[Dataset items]
* * * * *

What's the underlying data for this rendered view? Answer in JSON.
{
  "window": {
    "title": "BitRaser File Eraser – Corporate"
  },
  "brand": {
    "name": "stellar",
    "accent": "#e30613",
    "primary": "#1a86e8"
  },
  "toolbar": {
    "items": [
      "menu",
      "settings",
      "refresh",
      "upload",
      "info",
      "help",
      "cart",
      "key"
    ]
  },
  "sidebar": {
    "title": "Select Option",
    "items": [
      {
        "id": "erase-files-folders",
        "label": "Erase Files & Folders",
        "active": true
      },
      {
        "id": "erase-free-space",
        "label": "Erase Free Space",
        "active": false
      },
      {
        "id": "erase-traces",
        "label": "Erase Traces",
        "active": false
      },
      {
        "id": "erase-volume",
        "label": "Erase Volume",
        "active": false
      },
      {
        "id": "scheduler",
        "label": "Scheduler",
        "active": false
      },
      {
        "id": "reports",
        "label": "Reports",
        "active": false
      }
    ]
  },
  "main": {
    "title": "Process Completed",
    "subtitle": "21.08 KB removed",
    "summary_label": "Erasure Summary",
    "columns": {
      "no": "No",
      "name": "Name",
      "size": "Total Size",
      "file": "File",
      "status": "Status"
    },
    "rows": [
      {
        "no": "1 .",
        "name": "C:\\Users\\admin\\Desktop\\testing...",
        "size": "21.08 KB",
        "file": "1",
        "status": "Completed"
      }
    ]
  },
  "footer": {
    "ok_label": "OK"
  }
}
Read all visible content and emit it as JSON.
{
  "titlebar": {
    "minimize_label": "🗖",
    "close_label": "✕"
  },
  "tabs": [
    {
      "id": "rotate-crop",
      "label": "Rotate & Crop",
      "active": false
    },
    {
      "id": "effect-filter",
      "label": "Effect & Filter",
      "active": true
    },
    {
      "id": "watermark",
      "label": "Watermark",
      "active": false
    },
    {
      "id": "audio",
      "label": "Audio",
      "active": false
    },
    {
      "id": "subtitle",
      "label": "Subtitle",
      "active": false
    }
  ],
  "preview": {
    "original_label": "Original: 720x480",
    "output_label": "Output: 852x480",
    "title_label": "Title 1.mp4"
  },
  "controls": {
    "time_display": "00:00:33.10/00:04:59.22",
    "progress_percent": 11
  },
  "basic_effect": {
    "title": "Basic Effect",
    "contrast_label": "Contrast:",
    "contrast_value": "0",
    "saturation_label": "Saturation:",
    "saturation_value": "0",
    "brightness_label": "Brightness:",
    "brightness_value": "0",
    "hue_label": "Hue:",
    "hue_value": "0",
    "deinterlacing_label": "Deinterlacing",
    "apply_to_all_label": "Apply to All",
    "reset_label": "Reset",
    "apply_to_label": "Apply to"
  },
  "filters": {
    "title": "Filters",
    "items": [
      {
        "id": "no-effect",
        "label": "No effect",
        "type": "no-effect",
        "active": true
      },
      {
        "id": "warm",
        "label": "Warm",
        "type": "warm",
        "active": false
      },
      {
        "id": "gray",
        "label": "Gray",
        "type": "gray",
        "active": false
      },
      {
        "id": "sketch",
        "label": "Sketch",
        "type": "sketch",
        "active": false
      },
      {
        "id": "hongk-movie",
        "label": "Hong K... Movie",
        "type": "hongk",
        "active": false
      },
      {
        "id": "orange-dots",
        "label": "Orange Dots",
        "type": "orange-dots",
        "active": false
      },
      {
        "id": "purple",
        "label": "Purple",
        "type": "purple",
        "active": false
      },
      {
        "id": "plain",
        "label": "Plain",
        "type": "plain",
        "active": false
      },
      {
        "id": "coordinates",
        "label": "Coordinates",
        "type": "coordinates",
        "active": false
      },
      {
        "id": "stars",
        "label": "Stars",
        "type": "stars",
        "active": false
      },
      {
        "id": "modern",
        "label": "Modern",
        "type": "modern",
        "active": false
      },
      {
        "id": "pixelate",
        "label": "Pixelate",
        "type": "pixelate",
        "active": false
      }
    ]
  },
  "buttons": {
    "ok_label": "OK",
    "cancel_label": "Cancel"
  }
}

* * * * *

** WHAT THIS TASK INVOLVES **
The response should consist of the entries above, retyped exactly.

** TASK SOLUTION **
What's the underlying data for this rendered view? Answer in JSON.
{
  "window": {
    "title": "BitRaser File Eraser – Corporate"
  },
  "brand": {
    "name": "stellar",
    "accent": "#e30613",
    "primary": "#1a86e8"
  },
  "toolbar": {
    "items": [
      "menu",
      "settings",
      "refresh",
      "upload",
      "info",
      "help",
      "cart",
      "key"
    ]
  },
  "sidebar": {
    "title": "Select Option",
    "items": [
      {
        "id": "erase-files-folders",
        "label": "Erase Files & Folders",
        "active": true
      },
      {
        "id": "erase-free-space",
        "label": "Erase Free Space",
        "active": false
      },
      {
        "id": "erase-traces",
        "label": "Erase Traces",
        "active": false
      },
      {
        "id": "erase-volume",
        "label": "Erase Volume",
        "active": false
      },
      {
        "id": "scheduler",
        "label": "Scheduler",
        "active": false
      },
      {
        "id": "reports",
        "label": "Reports",
        "active": false
      }
    ]
  },
  "main": {
    "title": "Process Completed",
    "subtitle": "21.08 KB removed",
    "summary_label": "Erasure Summary",
    "columns": {
      "no": "No",
      "name": "Name",
      "size": "Total Size",
      "file": "File",
      "status": "Status"
    },
    "rows": [
      {
        "no": "1 .",
        "name": "C:\\Users\\admin\\Desktop\\testing...",
        "size": "21.08 KB",
        "file": "1",
        "status": "Completed"
      }
    ]
  },
  "footer": {
    "ok_label": "OK"
  }
}
Read all visible content and emit it as JSON.
{
  "titlebar": {
    "minimize_label": "🗖",
    "close_label": "✕"
  },
  "tabs": [
    {
      "id": "rotate-crop",
      "label": "Rotate & Crop",
      "active": false
    },
    {
      "id": "effect-filter",
      "label": "Effect & Filter",
      "active": true
    },
    {
      "id": "watermark",
      "label": "Watermark",
      "active": false
    },
    {
      "id": "audio",
      "label": "Audio",
      "active": false
    },
    {
      "id": "subtitle",
      "label": "Subtitle",
      "active": false
    }
  ],
  "preview": {
    "original_label": "Original: 720x480",
    "output_label": "Output: 852x480",
    "title_label": "Title 1.mp4"
  },
  "controls": {
    "time_display": "00:00:33.10/00:04:59.22",
    "progress_percent": 11
  },
  "basic_effect": {
    "title": "Basic Effect",
    "contrast_label": "Contrast:",
    "contrast_value": "0",
    "saturation_label": "Saturation:",
    "saturation_value": "0",
    "brightness_label": "Brightness:",
    "brightness_value": "0",
    "hue_label": "Hue:",
    "hue_value": "0",
    "deinterlacing_label": "Deinterlacing",
    "apply_to_all_label": "Apply to All",
    "reset_label": "Reset",
    "apply_to_label": "Apply to"
  },
  "filters": {
    "title": "Filters",
    "items": [
      {
        "id": "no-effect",
        "label": "No effect",
        "type": "no-effect",
        "active": true
      },
      {
        "id": "warm",
        "label": "Warm",
        "type": "warm",
        "active": false
      },
      {
        "id": "gray",
        "label": "Gray",
        "type": "gray",
        "active": false
      },
      {
        "id": "sketch",
        "label": "Sketch",
        "type": "sketch",
        "active": false
      },
      {
        "id": "hongk-movie",
        "label": "Hong K... Movie",
        "type": "hongk",
        "active": false
      },
      {
        "id": "orange-dots",
        "label": "Orange Dots",
        "type": "orange-dots",
        "active": false
      },
      {
        "id": "purple",
        "label": "Purple",
        "type": "purple",
        "active": false
      },
      {
        "id": "plain",
        "label": "Plain",
        "type": "plain",
        "active": false
      },
      {
        "id": "coordinates",
        "label": "Coordinates",
        "type": "coordinates",
        "active": false
      },
      {
        "id": "stars",
        "label": "Stars",
        "type": "stars",
        "active": false
      },
      {
        "id": "modern",
        "label": "Modern",
        "type": "modern",
        "active": false
      },
      {
        "id": "pixelate",
        "label": "Pixelate",
        "type": "pixelate",
        "active": false
      }
    ]
  },
  "buttons": {
    "ok_label": "OK",
    "cancel_label": "Cancel"
  }
}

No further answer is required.